RUSH: What would the media say about a transplant for Bill Clinton? He may need one someday. He's already had a number of heart surgeries. What if he needs a heart transplant? What if some of the people at the Breitbart firm start questioning whether or not Clinton deserves a heart? What do you think the outcry would be? No, I don't need to tell you. You can answer the question.
RUSH: Trevor in Ogden, Utah. Great to have you on the program, sir. Hello.
CALLER: Hello, Rush. I just wanted to tell you about the people that are supporting Obamacare. They need to talk to a disabled veteran, 'cause we know what government health care is run like. I've got an older friend of mine. He's 55, his knee is blown out, and the doctor wants him to have a knee replacement. But according to the database that the doctors have to work with, he's too young to get the knee replacement.

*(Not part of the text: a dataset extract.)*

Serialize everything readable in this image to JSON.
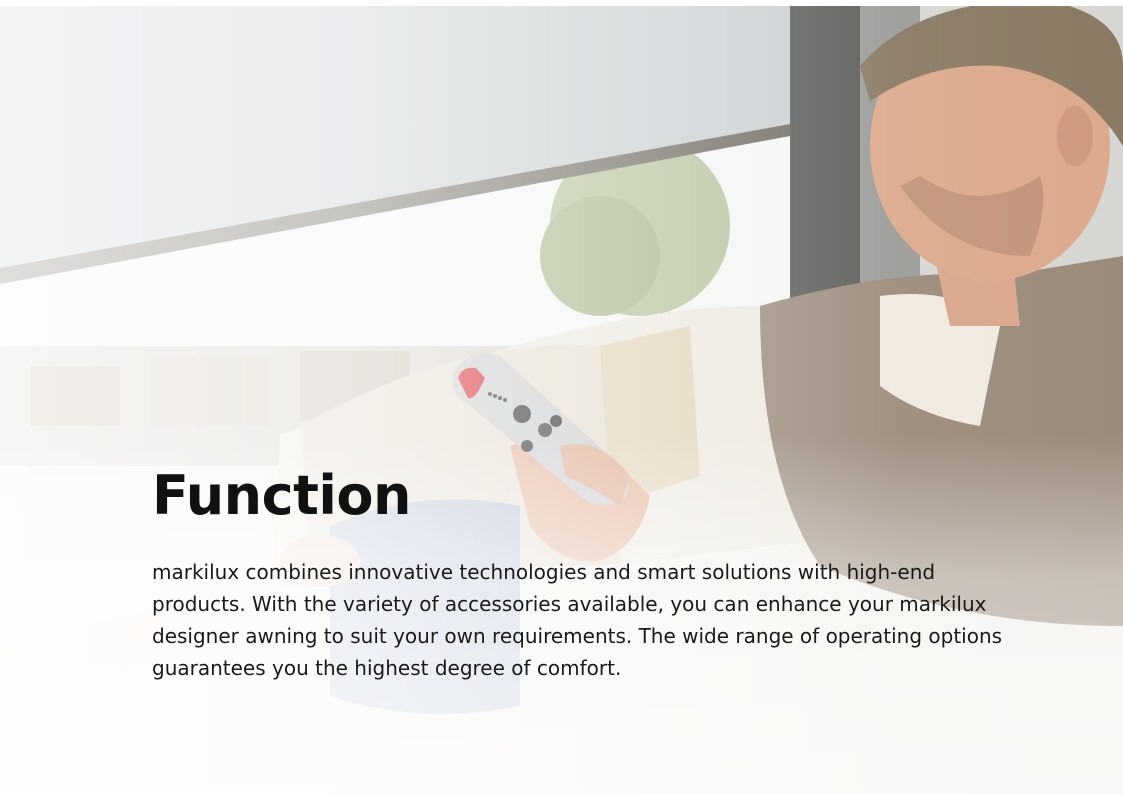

RUSH: What do you mean "too young"?
CALLER: Replacements last ten years and if they gave him one now, they would have give him another one ten years from now.
RUSH: Too young?

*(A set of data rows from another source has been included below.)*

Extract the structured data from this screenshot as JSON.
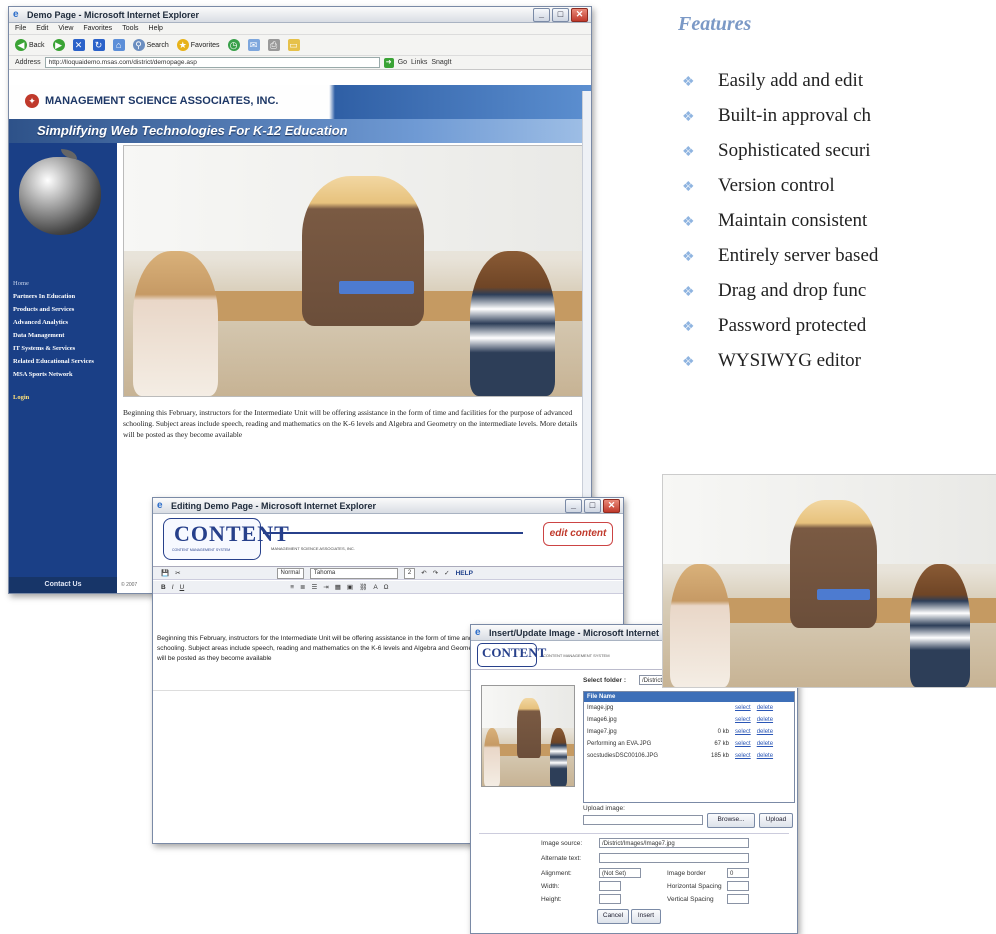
{
  "main_window": {
    "title": "Demo Page - Microsoft Internet Explorer",
    "menu": [
      "File",
      "Edit",
      "View",
      "Favorites",
      "Tools",
      "Help"
    ],
    "toolbar": {
      "back": "Back",
      "search": "Search",
      "favorites": "Favorites"
    },
    "address_label": "Address",
    "address_url": "http://lloquaidemo.msas.com/district/demopage.asp",
    "go_label": "Go",
    "links_label": "Links",
    "snagit_label": "SnagIt",
    "company": "MANAGEMENT SCIENCE ASSOCIATES, INC.",
    "tagline": "Simplifying Web Technologies For K-12 Education",
    "nav": {
      "home": "Home",
      "items": [
        "Partners In Education",
        "Products and Services",
        "Advanced Analytics",
        "Data Management",
        "IT Systems & Services",
        "Related Educational Services",
        "MSA Sports Network"
      ],
      "login": "Login"
    },
    "body_text": "Beginning this February, instructors for the Intermediate Unit will be offering assistance in the form of time and facilities for the purpose of advanced schooling. Subject areas include speech, reading and mathematics on the K-6 levels and Algebra and Geometry on the intermediate levels. More details will be posted as they become available",
    "contact": "Contact Us",
    "copyright": "© 2007"
  },
  "editor_window": {
    "title": "Editing Demo Page - Microsoft Internet Explorer",
    "logo": "CONTENT",
    "logo_sub": "CONTENT MANAGEMENT SYSTEM",
    "msa_small": "MANAGEMENT SCIENCE ASSOCIATES, INC.",
    "badge": "edit content",
    "style_select": "Normal",
    "font_select": "Tahoma",
    "size_select": "2",
    "help": "HELP",
    "body_text": "Beginning this February, instructors for the Intermediate Unit will be offering assistance in the form of time and facilities for the purpose of advanced schooling. Subject areas include speech, reading and mathematics on the K-6 levels and Algebra and Geometry on the intermediate levels. More details will be posted as they become available"
  },
  "image_dialog": {
    "title": "Insert/Update Image - Microsoft Internet Explorer",
    "logo": "CONTENT",
    "logo_sub": "CONTENT MANAGEMENT SYSTEM",
    "select_folder_label": "Select folder :",
    "select_folder_value": "/District/Images",
    "file_header": "File Name",
    "files": [
      {
        "name": "Image.jpg",
        "size": ""
      },
      {
        "name": "Image6.jpg",
        "size": ""
      },
      {
        "name": "Image7.jpg",
        "size": "0 kb"
      },
      {
        "name": "Performing an EVA.JPG",
        "size": "67 kb"
      },
      {
        "name": "socstudiesDSC00106.JPG",
        "size": "185 kb"
      }
    ],
    "select_link": "select",
    "delete_link": "delete",
    "upload_label": "Upload image:",
    "browse": "Browse...",
    "upload": "Upload",
    "image_source_label": "Image source:",
    "image_source_value": "/District/Images/Image7.jpg",
    "alt_text_label": "Alternate text:",
    "alignment_label": "Alignment:",
    "alignment_value": "(Not Set)",
    "border_label": "Image border",
    "border_value": "0",
    "width_label": "Width:",
    "hspace_label": "Horizontal Spacing",
    "height_label": "Height:",
    "vspace_label": "Vertical Spacing",
    "cancel": "Cancel",
    "insert": "Insert"
  },
  "features": {
    "title": "Features",
    "items": [
      "Easily add and edit",
      "Built-in approval ch",
      "Sophisticated securi",
      "Version control",
      "Maintain consistent",
      "Entirely server based",
      "Drag and drop func",
      "Password protected",
      "WYSIWYG editor"
    ]
  },
  "colors": {
    "brand_blue": "#1a3f86",
    "arrow_orange": "#f08a3c",
    "feature_title": "#7b99c6"
  }
}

CALLER: Too young. He's 55, and he's too young to have a knee replacement.
RUSH: You mean they only want to do it once?
CALLER: That's right. They want to save money, and that's government health care right there.
RUSH: And you say this man's a disabled vet?
CALLER: Yes, he is. And disabled veterans... I've been fortunate to have a job that has private health care. So I'm also a disabled veteran, but I don't use the VA unless I have to. Because when you sit down with the doctor, all he does is type, and he can't -- and it's not their fault.
RUSH: Yeah. If you like the Veterans Administration, you're gonna love Obamacare.
RUSH: That's your point, right?
CALLER: That's my point. That is the typical. That is government-run health care, and it's very absurd. He's too young to get a knee replacement. (chuckles) It's not about the quality of life; it's about the money.
RUSH: The money is an excuse. It really isn't about the money. If it were about the money, they wouldn't be submitting budgets like they're submitting budgets. They wouldn't have budget deficits and the national debt skyrocketing. That is a convenient excuse not to do it. But it really isn't about the money. There are many other factors going on here. You know, government loves to turn down people for knee replacements. If you're too fat, they'll tell you that it's a waste of money. If you're too thin, then it's gonna be a problem. But that's all the doctors will do from now on, what you just described.
They will type.
They will fill out papers.
A decision will be made from afar based on what the doctor types on the form.
He'll be told what he can and can't do and what he will be compensated. At the VA, it's happening. In Medicare, this happens already. It's what we're all headed for if this thing ever becomes fully implemented. Once it does, I use the phrase "it's ballgame," and I think Mona Charen first used that term. It's a common term. She's the first I saw that used it in this context in a piece that she did at National Review, but it means that's it. It's over. Once this is fully implemented, virtually every aspect of our lives will be said to have some impact, cost impact on government health care. And that's how they believe it exerts control over the things that we are permitted to do -- eat, exercise, all of these things -- because of the impact on eventual health treatment that we will need because of it.